Problem statement: All of the entries below should be returned verbatim, apart from the pictures.

Input:
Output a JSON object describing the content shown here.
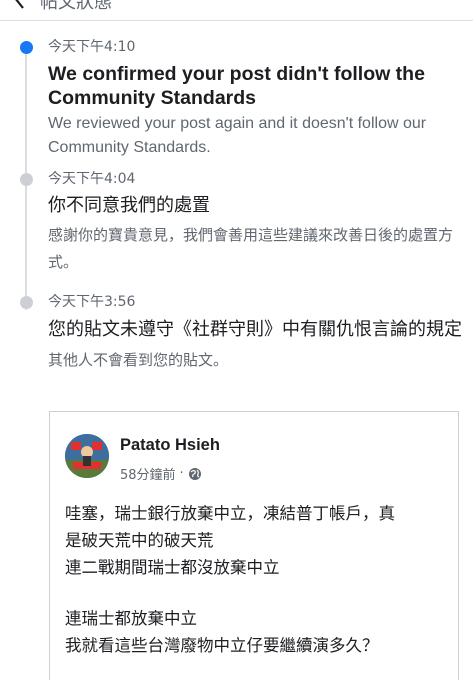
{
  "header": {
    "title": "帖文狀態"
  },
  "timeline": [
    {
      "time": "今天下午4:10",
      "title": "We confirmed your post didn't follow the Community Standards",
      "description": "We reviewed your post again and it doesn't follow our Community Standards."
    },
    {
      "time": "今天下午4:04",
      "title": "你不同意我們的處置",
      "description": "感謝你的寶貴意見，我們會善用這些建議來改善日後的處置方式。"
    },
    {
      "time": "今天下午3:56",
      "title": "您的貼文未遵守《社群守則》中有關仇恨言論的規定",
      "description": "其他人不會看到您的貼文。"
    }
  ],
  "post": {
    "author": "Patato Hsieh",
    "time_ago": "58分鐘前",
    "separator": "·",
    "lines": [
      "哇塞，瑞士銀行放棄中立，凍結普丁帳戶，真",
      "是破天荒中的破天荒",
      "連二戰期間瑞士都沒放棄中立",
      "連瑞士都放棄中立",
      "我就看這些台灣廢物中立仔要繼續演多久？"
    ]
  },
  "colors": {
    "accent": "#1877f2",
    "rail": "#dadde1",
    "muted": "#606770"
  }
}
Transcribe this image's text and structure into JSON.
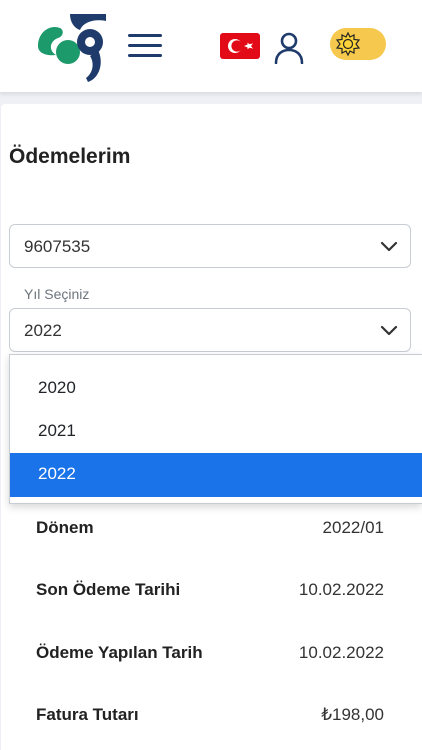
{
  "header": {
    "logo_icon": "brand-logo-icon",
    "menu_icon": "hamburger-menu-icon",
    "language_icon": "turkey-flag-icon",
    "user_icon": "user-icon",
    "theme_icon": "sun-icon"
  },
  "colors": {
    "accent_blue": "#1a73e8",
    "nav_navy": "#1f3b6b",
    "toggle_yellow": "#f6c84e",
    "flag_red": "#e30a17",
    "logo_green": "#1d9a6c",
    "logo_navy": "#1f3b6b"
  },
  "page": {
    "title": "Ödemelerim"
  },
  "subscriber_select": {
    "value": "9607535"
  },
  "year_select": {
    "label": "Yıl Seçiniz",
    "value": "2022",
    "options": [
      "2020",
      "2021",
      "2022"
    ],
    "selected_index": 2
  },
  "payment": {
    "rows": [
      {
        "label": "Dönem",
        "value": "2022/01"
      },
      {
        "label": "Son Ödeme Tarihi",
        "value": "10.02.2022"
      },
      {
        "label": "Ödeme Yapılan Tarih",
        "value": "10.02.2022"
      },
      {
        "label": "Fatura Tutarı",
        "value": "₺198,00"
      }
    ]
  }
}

Reply:
Output a JSON object describing the content shown here.
{
  "header": {
    "title": "帖文狀態"
  },
  "timeline": [
    {
      "time": "今天下午4:10",
      "title": "We confirmed your post didn't follow the Community Standards",
      "description": "We reviewed your post again and it doesn't follow our Community Standards."
    },
    {
      "time": "今天下午4:04",
      "title": "你不同意我們的處置",
      "description": "感謝你的寶貴意見，我們會善用這些建議來改善日後的處置方式。"
    },
    {
      "time": "今天下午3:56",
      "title": "您的貼文未遵守《社群守則》中有關仇恨言論的規定",
      "description": "其他人不會看到您的貼文。"
    }
  ],
  "post": {
    "author": "Patato Hsieh",
    "time_ago": "58分鐘前",
    "separator": "·",
    "lines": [
      "哇塞，瑞士銀行放棄中立，凍結普丁帳戶，真",
      "是破天荒中的破天荒",
      "連二戰期間瑞士都沒放棄中立",
      "連瑞士都放棄中立",
      "我就看這些台灣廢物中立仔要繼續演多久？"
    ]
  },
  "colors": {
    "accent": "#1877f2",
    "rail": "#dadde1",
    "muted": "#606770"
  }
}
Transcribe this image's text and structure into JSON.
{
  "header": {
    "logo_icon": "brand-logo-icon",
    "menu_icon": "hamburger-menu-icon",
    "language_icon": "turkey-flag-icon",
    "user_icon": "user-icon",
    "theme_icon": "sun-icon"
  },
  "colors": {
    "accent_blue": "#1a73e8",
    "nav_navy": "#1f3b6b",
    "toggle_yellow": "#f6c84e",
    "flag_red": "#e30a17",
    "logo_green": "#1d9a6c",
    "logo_navy": "#1f3b6b"
  },
  "page": {
    "title": "Ödemelerim"
  },
  "subscriber_select": {
    "value": "9607535"
  },
  "year_select": {
    "label": "Yıl Seçiniz",
    "value": "2022",
    "options": [
      "2020",
      "2021",
      "2022"
    ],
    "selected_index": 2
  },
  "payment": {
    "rows": [
      {
        "label": "Dönem",
        "value": "2022/01"
      },
      {
        "label": "Son Ödeme Tarihi",
        "value": "10.02.2022"
      },
      {
        "label": "Ödeme Yapılan Tarih",
        "value": "10.02.2022"
      },
      {
        "label": "Fatura Tutarı",
        "value": "₺198,00"
      }
    ]
  }
}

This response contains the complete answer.